|Nutritional Guidelines (per serving)|
|Servings: about 3-4 servings|
|Amount per serving|
|% Daily Value*|
|Total Fat 11g||14%|
|Saturated Fat 2g||8%|
|Total Carbohydrate 29g||11%|
|Dietary Fiber 8g||29%|
|*The % Daily Value (DV) tells you how much a nutrient in a food serving contributes to a daily diet. 2,000 calories a day is used for general nutrition advice.|
Use any kind of Swiss chard you like in this super healthy vitamin and protein-rich vegetable stir-fry recipe. With tofu, mushrooms, and a bit of soy sauce, it's a simple and easy vegetarian and vegan recipe for a basic meal. To make this recipe gluten-free too, simply omit the soy sauce or use a gluten-free tamari.
- 2 tbsp olive oil
- 2 cloves garlic, minced
- 1/2 10-ounce block firm or extra firm tofu, drained and pressed
- 1 tsp soy sauce (or gluten-free tamari)
- 6-8 button mushrooms, sliced
- 1 large bunch Swiss chard, any kind, chopped
- 1/2 tsp sesame oil
- 1/4 tsp sea salt (or to taste)
- Dash cayenne pepper (optional)
- Gather the ingredients.
- Heat the olive oil in a large skillet over medium heat. Add the garlic and heat for just a minute or two, until lightly browned. Add the chopped tofu and heat until lightly golden brown on all sides, stirring occasionally as needed.
- Once the tofu is almost cooked, add a splash of soy sauce, stirring to coat the tofu well, then add the mushrooms.
- Heat the mushrooms with the tofu for another minute, then add the chopped Swiss chard. Drizzle with sesame oil, and stir, then sprinkle with a bit of sea salt and a dash of cayenne pepper. Allow the Swiss chard to cook down just a bit, until slightly wilted but still tender, rather than soft.

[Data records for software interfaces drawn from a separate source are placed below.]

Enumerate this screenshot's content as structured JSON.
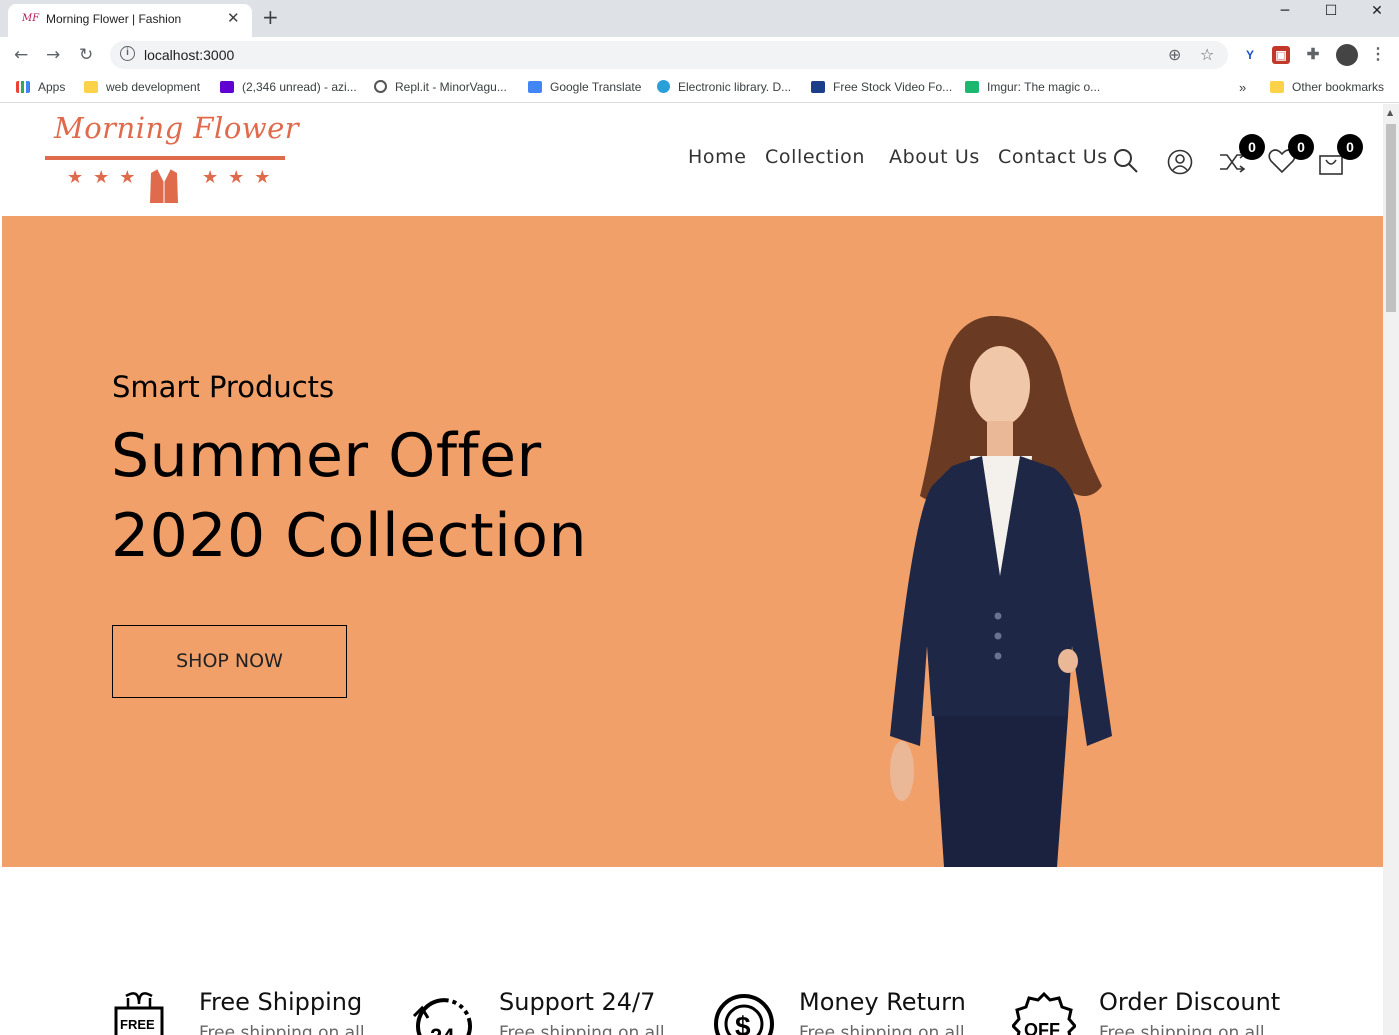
{
  "browser": {
    "tab_favicon": "MF",
    "tab_title": "Morning Flower | Fashion",
    "url": "localhost:3000",
    "bookmarks": [
      {
        "label": "Apps",
        "icon": "apps-grid-icon"
      },
      {
        "label": "web development",
        "icon": "folder-icon"
      },
      {
        "label": "(2,346 unread) - azi...",
        "icon": "mail-icon"
      },
      {
        "label": "Repl.it - MinorVagu...",
        "icon": "replit-icon"
      },
      {
        "label": "Google Translate",
        "icon": "translate-icon"
      },
      {
        "label": "Electronic library. D...",
        "icon": "globe-icon"
      },
      {
        "label": "Free Stock Video Fo...",
        "icon": "video-icon"
      },
      {
        "label": "Imgur: The magic o...",
        "icon": "imgur-icon"
      }
    ],
    "more_bookmarks": "»",
    "other_bookmarks": "Other bookmarks"
  },
  "site": {
    "logo_text": "Morning Flower",
    "logo_stars_left": "★★★",
    "logo_stars_right": "★★★",
    "nav": [
      "Home",
      "Collection",
      "About Us",
      "Contact Us"
    ],
    "compare_count": "0",
    "wishlist_count": "0",
    "cart_count": "0",
    "accent_color": "#e06a4c"
  },
  "hero": {
    "background": "#f2a06a",
    "subtitle": "Smart Products",
    "title_line1": "Summer Offer",
    "title_line2": "2020 Collection",
    "button": "SHOP NOW"
  },
  "features": [
    {
      "title": "Free Shipping",
      "desc": "Free shipping on all",
      "icon": "free-shipping-icon"
    },
    {
      "title": "Support 24/7",
      "desc": "Free shipping on all",
      "icon": "support-24-icon"
    },
    {
      "title": "Money Return",
      "desc": "Free shipping on all",
      "icon": "money-return-icon"
    },
    {
      "title": "Order Discount",
      "desc": "Free shipping on all",
      "icon": "order-discount-icon"
    }
  ]
}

Variations, Cooking Tips, and Serving Suggestions
A steaming bowl of a simple miso soup would nicely round out this simple stir-fry.
Instead of pairing this stir-fry with rice, add a bit more sesame oil and soy sauce, and toss with cooked Asian noodles. Try rice noodles, udon noodles or soba noodles.
For a spicier kick, add a touch of hot sauce, such as an Asian sriracha sauce.
Toss any leftovers with quinoa and a sesame vinaigrette or a Japanese ginger dressing to turn into an Asian-inspired quinoa salad.
Can't find Swiss chard? Try it with Napa cabbage (you'll need to lengthen the cooking time a bit) or even beet greens.
Don't throw out those Swiss chard stems! besides adding them to the pot whenever you next make a soup or vegetable broth, Swiss chard stems can also be roasted into a cheesey side dish. Here's how: Roasted Swiss chard stem gratin recipe